1 This letter is part of a special Christmas 1942 issue. See "Irrigator Asks: Contributions for Yule Issue," Minidoka Irrigator, Dec. 12, 1942, vol. I, no. 26, p. 1. Tambara's letter is published as "In This, Our Land," Minidoka Irrigator, Dec. 25, 1942, vol. I, no. 29, p. 7. Both articles are found in Field Basic Documentation of the War Relocation Authority, 1942–1946 (Microfilm Publication C53, roll 91), Records of the War Relocation Authority, Record Group (RG) 210.
2 U.S. naturalization laws prohibited Japanese immigrants, the issei, from obtaining United States citizenship. Children of the issei born in the United States, the nisei, were automatically U.S. citizens. Denshō: The Japanese American Legacy Project emphasizes that "[b]y the time of World War II, most issei had lived in the United States for decades and raised their children here. Although they were technically aliens and ethnically Japanese, many considered themselves permanently settled in the United States . . . [and] had no plans for returning to Japan, and would have become naturalized citizens if that had been allowed." In light of this, the term Japanese American will be used to refer to both citizens and noncitizens. Denshō: The Japansese American Legacy Project web site, Terminology and Glossary section, www.densho.org (accessed June 19, 2009).
4 Estimates vary from 100,000 to 120,000 interned Japanese Americans. The WRA was established within the Office for Emergency Management on March 18, 1942.
5 The staff usually self censored, but omissions of reports of conflicts between the Japanese American internees and the WRA suggest WRA censorship.
6 "First Wedding Held," Topaz Times, Nov. 17, 1942, vol. I, no. 16, p. 2, Field Basic Documentation of the War Relocation Authority, 1942–1946 (C53, roll 10), RG 210.
7 "He Wasn't Stumped," The Rohwer Outpost, Apr. 7, 1943, vol.
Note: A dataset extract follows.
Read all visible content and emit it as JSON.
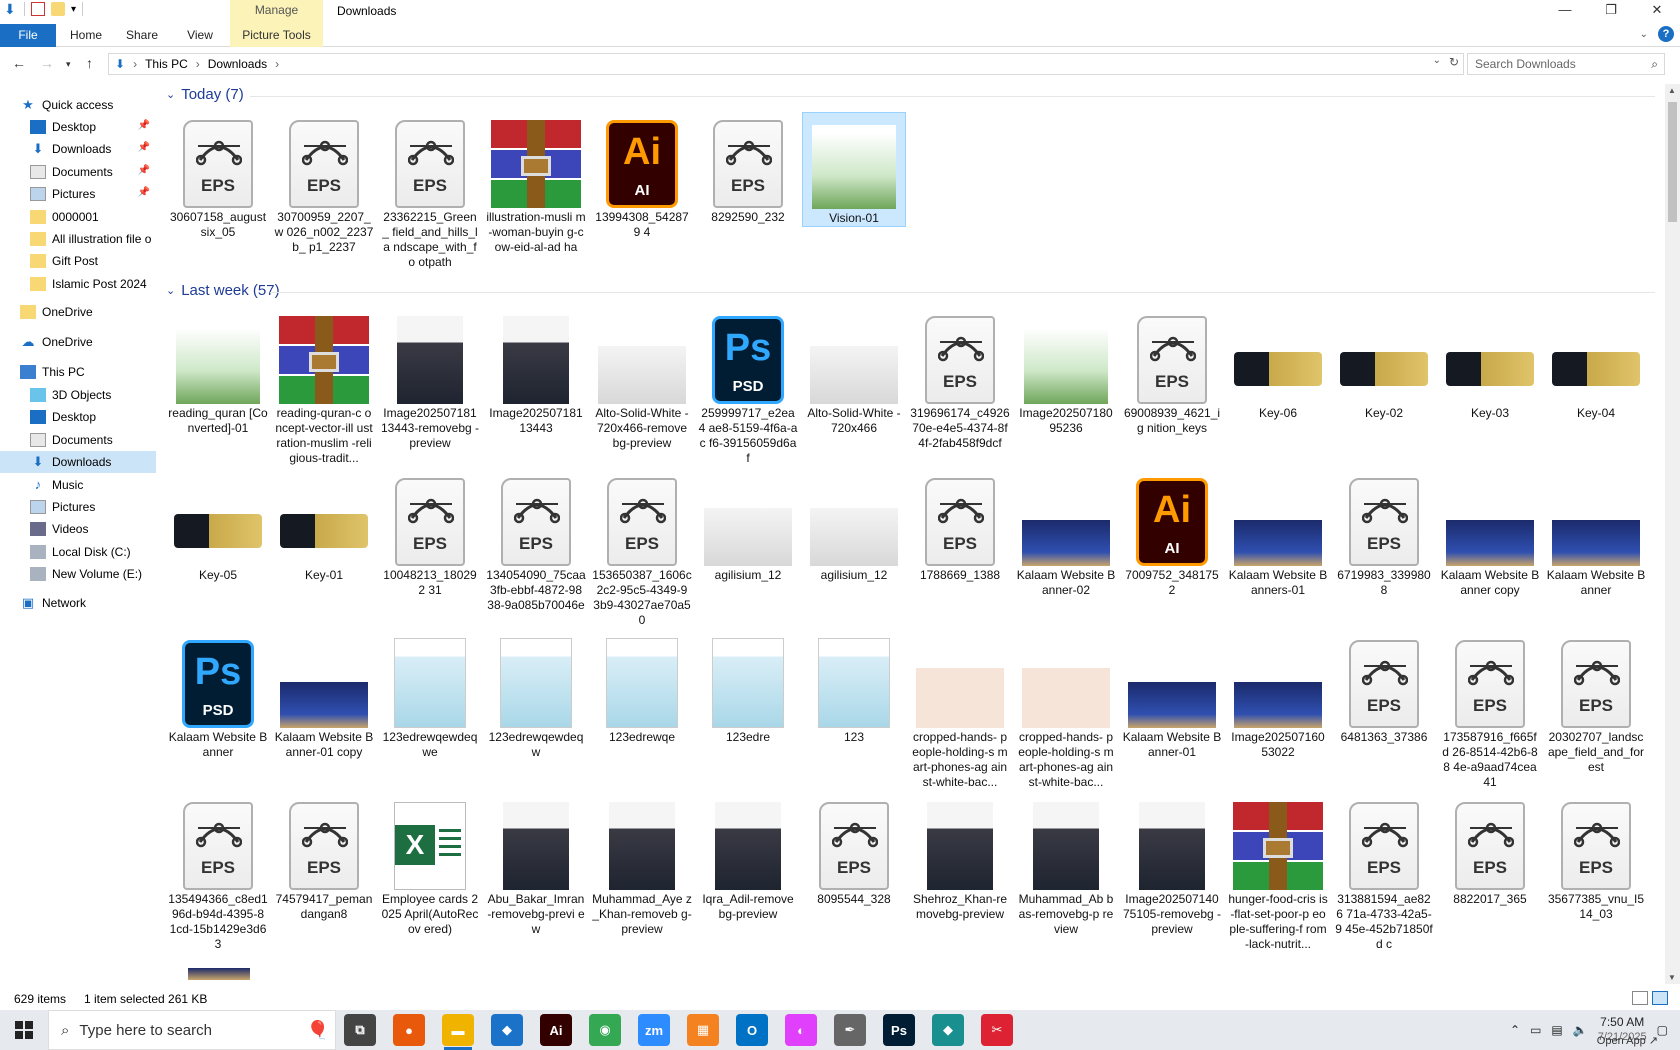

II, no. 28, p. 4, Field Basic Documentation of the War Relocation Authority, 1942–1946 (C53, roll 100), RG 210.
8 "The Social World: Your Home and Mine," Heart Mountain Sentinel, Oct.24, 1942, vol. I, no. 1, p. 3, Field Basic Documentation of the War Relocation Authority, 1942–1946 (C53, roll 58), RG 210.
9 For additional information, see the following issues of the the Minidoka Irrigator: "Name Sought for 'Imp' Who Makes Debut," Oct. 21, 1942, vol. I, no. 11, p. 6; "Cartoon Hero Still Nameless, asks Readers to Aid Plight," Nov. 4, 1942, vol. I, no. 15, p. 7; and "Irrigator Mascot Christened," Nov. 7, 1942, vol. I, no. 16, p. 7, all in Field Basic Documentation of the War Relocation Authority, 1942–1946 (C53, roll 91), RG 210.
10 "Sounding Off . . . ," Minidoka Irrigator, May 15, 1943, vol. III, no. 12, p. 4; "Four Hunt Entrants in Art Contest Win Honors: Exhibit Sponsored by Friends Ass'n for Ten Centers," Minidoka Irrigator, May 29, 1943, vol. III, no. 14, p. 5; and "Hunt is Home for Shelby Boys," Minidoka Irrigator, Sept. 11, 1943, vol. III, no. 29, p. 3, all in Field Basic Documentation of the War Relocation Authority, 1942–1946 (C53, roll 92), RG 210.
11 To learn more about Denshō's newspaper digitization project, visit www.densho.org and click on "Archive," then "From the Archive," followed by "June 2007—Free Press behind Barbed Wire. Newspapers Published in the Incarceration Camps."